Start of Given data

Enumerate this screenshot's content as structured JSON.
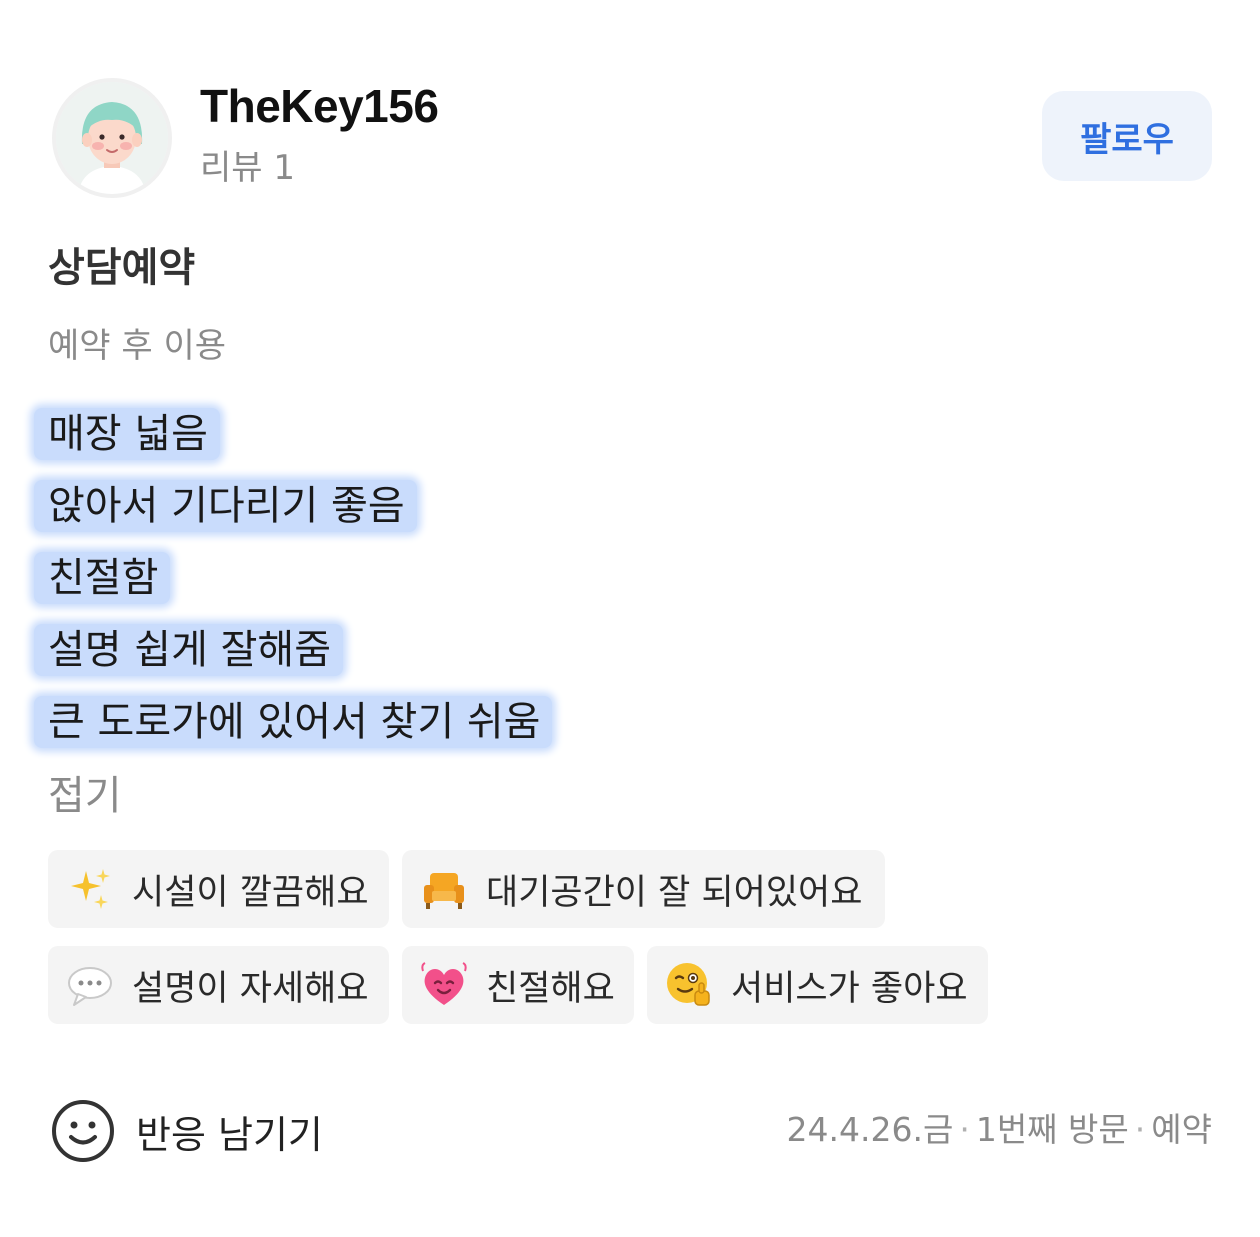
{
  "profile": {
    "username": "TheKey156",
    "review_count": "리뷰 1",
    "follow_label": "팔로우"
  },
  "review": {
    "title": "상담예약",
    "visit_type": "예약 후 이용",
    "lines": [
      "매장 넓음",
      "앉아서 기다리기 좋음",
      "친절함",
      "설명 쉽게 잘해줌",
      "큰 도로가에 있어서 찾기 쉬움"
    ],
    "collapse_label": "접기"
  },
  "keywords": [
    {
      "icon": "sparkles-icon",
      "label": "시설이 깔끔해요"
    },
    {
      "icon": "armchair-icon",
      "label": "대기공간이 잘 되어있어요"
    },
    {
      "icon": "speech-bubble-icon",
      "label": "설명이 자세해요"
    },
    {
      "icon": "heart-icon",
      "label": "친절해요"
    },
    {
      "icon": "wink-thumbs-up-icon",
      "label": "서비스가 좋아요"
    }
  ],
  "footer": {
    "react_label": "반응 남기기",
    "visit_date": "24.4.26.금",
    "visit_count": "1번째 방문",
    "visit_method": "예약"
  },
  "colors": {
    "highlight": "#c9dcfc",
    "follow_text": "#2f6fe0",
    "follow_bg": "#eef3fb",
    "chip_bg": "#f4f4f4",
    "muted_text": "#8a8a8a"
  }
}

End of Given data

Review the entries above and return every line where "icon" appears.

      "icon": "sparkles-icon",
      "icon": "armchair-icon",
      "icon": "speech-bubble-icon",
      "icon": "heart-icon",
      "icon": "wink-thumbs-up-icon",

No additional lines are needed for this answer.